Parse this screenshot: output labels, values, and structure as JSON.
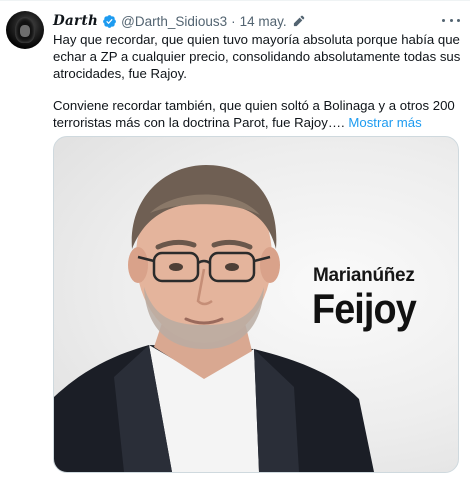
{
  "tweet": {
    "display_name": "Darth",
    "handle": "@Darth_Sidious3",
    "separator": "·",
    "date": "14 may.",
    "paragraphs": [
      "Hay que recordar, que quien tuvo mayoría absoluta porque había que echar a ZP a cualquier precio, consolidando absolutamente todas sus atrocidades, fue Rajoy.",
      "Conviene recordar también, que quien soltó a Bolinaga y a otros 200 terroristas más con la doctrina Parot, fue Rajoy…."
    ],
    "show_more": "Mostrar más"
  },
  "media": {
    "caption_line1": "Marianúñez",
    "caption_line2": "Feijoy"
  },
  "colors": {
    "accent": "#1d9bf0",
    "secondary_text": "#536471",
    "primary_text": "#0f1419"
  },
  "icons": [
    "verified-badge-icon",
    "edit-pencil-icon",
    "more-options-icon"
  ]
}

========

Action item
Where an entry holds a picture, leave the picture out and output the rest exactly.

Response below
Parse this screenshot: output labels, values, and structure as JSON.
{
  "tweet": {
    "display_name": "Darth",
    "handle": "@Darth_Sidious3",
    "separator": "·",
    "date": "14 may.",
    "paragraphs": [
      "Hay que recordar, que quien tuvo mayoría absoluta porque había que echar a ZP a cualquier precio, consolidando absolutamente todas sus atrocidades, fue Rajoy.",
      "Conviene recordar también, que quien soltó a Bolinaga y a otros 200 terroristas más con la doctrina Parot, fue Rajoy…."
    ],
    "show_more": "Mostrar más"
  },
  "media": {
    "caption_line1": "Marianúñez",
    "caption_line2": "Feijoy"
  },
  "colors": {
    "accent": "#1d9bf0",
    "secondary_text": "#536471",
    "primary_text": "#0f1419"
  },
  "icons": [
    "verified-badge-icon",
    "edit-pencil-icon",
    "more-options-icon"
  ]
}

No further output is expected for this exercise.